The introduction lays out the two parallel tracks of the book's argument. The first addresses the story of Moses, of the formation not of a nation but of a political community grounded in universal law, and the Exodus as a foundational myth of politics. The second offers an analysis of the depersonalization of the Moses and Exodus story as it is abstracted into a varied modern history of political beginnings. The book examines political foundations as articulations of beginnings (as distinct from origins) that already imply the eventuality of their own renewals, their own reconstitutions.
Reconsidering Sigmund Freud's last book Moses and Monotheism in dialogue with some of its best-known readers, including Schoenberg, Yerushalmi, Blumenberg, Walzer, Derrida, and Said, chapter 1 makes the argument that rather than take their founding hero away from the Jews, Freud in fact offered the difficult gift of a political constitution based in human history and not in sacred or national origins, and hence a secular foundation that implies the future need for future reconstitutions .
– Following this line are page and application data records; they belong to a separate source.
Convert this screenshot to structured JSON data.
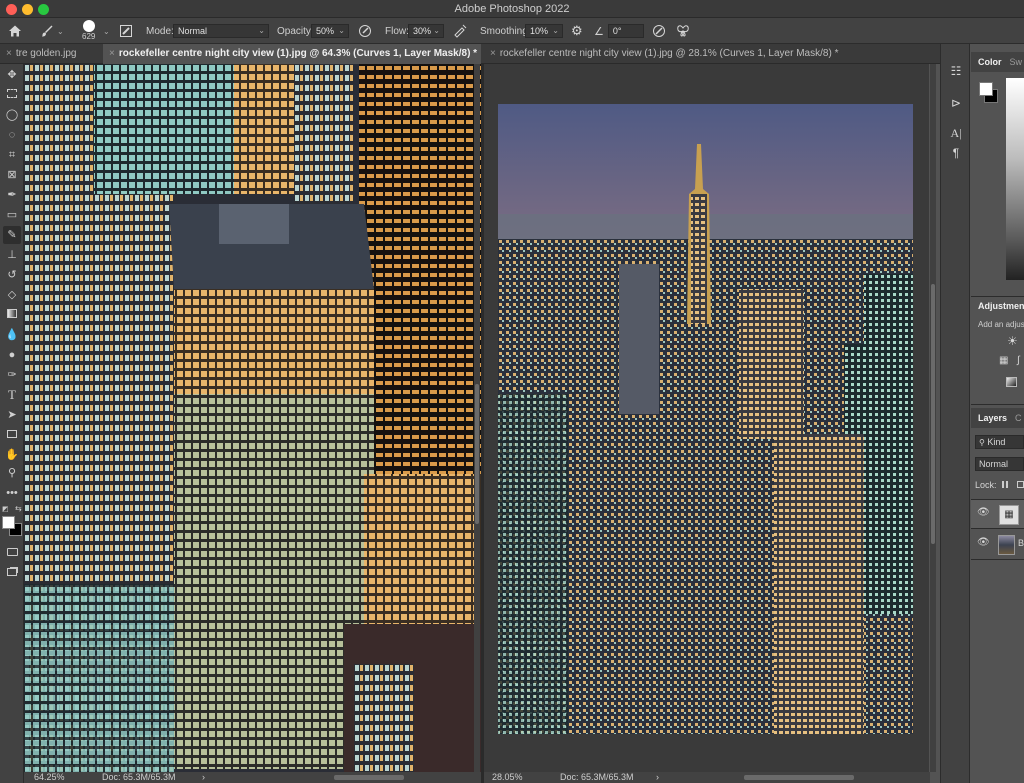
{
  "window": {
    "title": "Adobe Photoshop 2022"
  },
  "options_bar": {
    "brush_size": "629",
    "mode_label": "Mode:",
    "mode_value": "Normal",
    "opacity_label": "Opacity:",
    "opacity_value": "50%",
    "flow_label": "Flow:",
    "flow_value": "30%",
    "smoothing_label": "Smoothing:",
    "smoothing_value": "10%",
    "angle_value": "0°"
  },
  "tabs": [
    {
      "label": "tre golden.jpg"
    },
    {
      "label": "rockefeller centre night city view (1).jpg @ 64.3% (Curves 1, Layer Mask/8) *"
    },
    {
      "label": "rockefeller centre night city view (1).jpg @ 28.1% (Curves 1, Layer Mask/8) *"
    }
  ],
  "status": {
    "doc1_zoom": "64.25%",
    "doc1_info": "Doc: 65.3M/65.3M",
    "doc2_zoom": "28.05%",
    "doc2_info": "Doc: 65.3M/65.3M"
  },
  "panels": {
    "color_tab": "Color",
    "swatches_tab": "Sw",
    "adjustments_title": "Adjustment",
    "adjustments_hint": "Add an adjus",
    "layers_tab": "Layers",
    "layers_tab2": "C",
    "kind_filter": "Kind",
    "blend_mode": "Normal",
    "lock_label": "Lock:",
    "layer2_initial": "B"
  },
  "colors": {
    "foreground": "#ffffff",
    "background": "#000000",
    "accent": "#4a90d9"
  }
}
Chapter 2 turns to the iconography of the Lincoln Memorial in the shadow of the evolving politics of race in the United States. A Mosaic iconography accompanies Daniel Chester French's statue through the ambivalent memory of Lincoln himself between his legacies of the preservation of the union and the abolition of slavery. In the chapter's second half, the author argues that, if Marian Anderson's renowned recital in the monument's shadow in 1939 refocused the Memorial into an icon of racial justice, the persecution of the nine Black students who attempted to enter Little Rock High School in September 1957 generated the exhaustion of that iconography.
Chapter 3 turns to Hannah Arendt in relation to the German and German Jewish intellectual traditions and cultural norms that helped form her thinking, examining how their interplay of politics and theatricality, nationhood, and democracy guided her philosophical and political engagement with the trial of Adolf Eichmann as a formative event for the state and fate of Israel
Maintaining the focus on Israel, chapter 4 explores political scientist Yaron Ezrahi's work on democratic theory and history, and the philosophy of science as syncretic ingredients of post-epic democratic culture in general and of the promises and contradictions of a democratic Israel in particular.